Welcome to the Conservation Science & Solutions Lab

We pursue research to enhance the stewardship, understanding and appreciation of wild ecosystems. Our projects focus on terrestrial ecosystems and communities, links between biodiversity and human well-being, and the implications of interacting global and regional environmental changes.


The Doris Duke Conservation Scholars Program at UCSC exposes early-career college students to the field of environmental conservation through field research, leadership and professional training. Learn More:

The Center to Advance Mentored, Inquiry-Based Opportunities (CAMINO) is an inclusive community that aims to propel excellence by diverse undergraduates in ecology and conservation. Learn More:

Winter 2020:

Welcome! Dr. Abe Borker is the new director for the Doris Duke Conservation Scholars Program, as founding director, Dr. Justin Cummings, transitions his focus to Mayor of the City of Santa Cruz. Congratulations to both!

The Doris Duke Charitable Foundation has awarded renewed funding for the Doris Duke Conservation Scholars Program at UC Santa Cruz with a grant of $2.63 million over the next four years.

Fall 2019:

Lab member Tim Brown received the Mildred E. Mathias Graduate Student Research grant from the UC Natural Reserve System for his work on Gray-Crowned Rosy-finch species in The Sierra Nevada mountain range

Lab member Kyle Reid successfully passes the Comprehensive Exam

New UCSC Coastal Science and Policy M.S. Program

Spring 2019:

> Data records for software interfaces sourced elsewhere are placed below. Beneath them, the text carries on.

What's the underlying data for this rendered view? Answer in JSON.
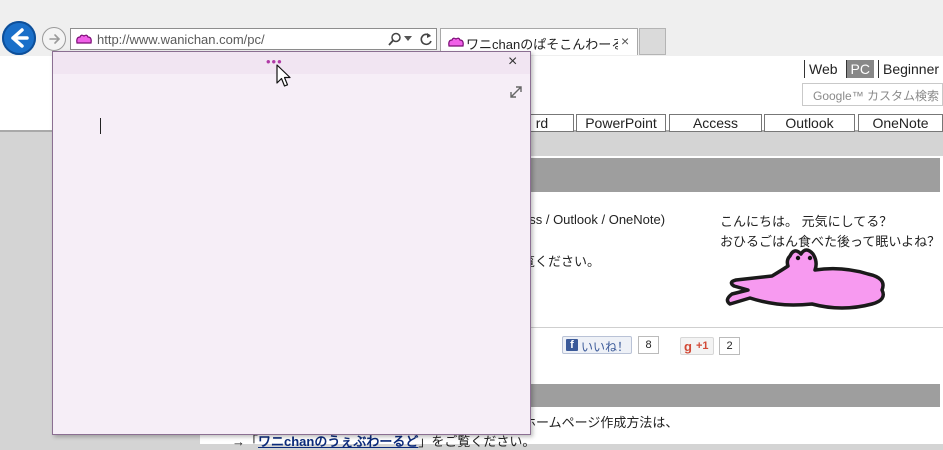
{
  "browser": {
    "address_url": "http://www.wanichan.com/pc/",
    "tab_title": "ワニchanのぱそこんわーるど：...",
    "tab_close": "×"
  },
  "site": {
    "header_links": [
      "Web",
      "PC",
      "Beginner"
    ],
    "search_placeholder": "Google™ カスタム検索",
    "nav_tabs": [
      "rd",
      "PowerPoint",
      "Access",
      "Outlook",
      "OneNote"
    ],
    "intro_line_1": "ccess / Outlook / OneNote)",
    "intro_line_2": "ご覧ください。",
    "greeting_line_1": "こんにちは。 元気にしてる？",
    "greeting_line_2": "おひるごはん食べた後って眠いよね？",
    "like_label": "いいね！",
    "like_count": "8",
    "gplus_label": "+1",
    "gplus_count": "2",
    "section2_line_1": "たホームページ作成方法は、",
    "section2_line_2_prefix": "→「",
    "section2_link": "ワニchanのうぇぶわーるど",
    "section2_line_2_suffix": "」をご覧ください。"
  },
  "sticky_note": {
    "drag_dots": "•••",
    "close": "×"
  },
  "colors": {
    "note_background": "#f6eef7",
    "note_accent": "#b03aa6",
    "back_button": "#1a6fc9",
    "section_header": "#9e9e9e",
    "gator_pink": "#f79af0"
  },
  "icons": [
    "back-arrow-icon",
    "forward-arrow-icon",
    "favicon-icon",
    "search-icon",
    "dropdown-icon",
    "refresh-icon",
    "close-icon",
    "expand-icon",
    "facebook-icon",
    "google-plus-icon",
    "mouse-cursor-icon"
  ]
}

Lab member Tim Brown received a Sequoia Science Learning Center Research Grant ,
Valentine Eastern Sierra Reserve graduate student research grant and 2019 Bloom Hays Ecological Research Grant
Lab member Sushmita Poudel awarded P.E.O International Peace Scholarship.

Spring 2018:
Learn more about Bronwen Stanford’s research on the uneven distribution of coastal stream restoration projects in California.

Fall 2017:
The Howard Hughes Medical Institute (HHMI) has named Erika Zavaleta an HHMI Professor!

“The land from which we base our work is the unceded territory of the Awaswas-speaking Uypi Tribe. The Amah Mutsun Tribal Band, comprised of the descendants of indigenous people taken to missions Santa Cruz and San Juan Bautista during Spanish colonization of the Central Coast, is today working hard to restore traditional stewardship practices on these lands and heal from historical trauma.”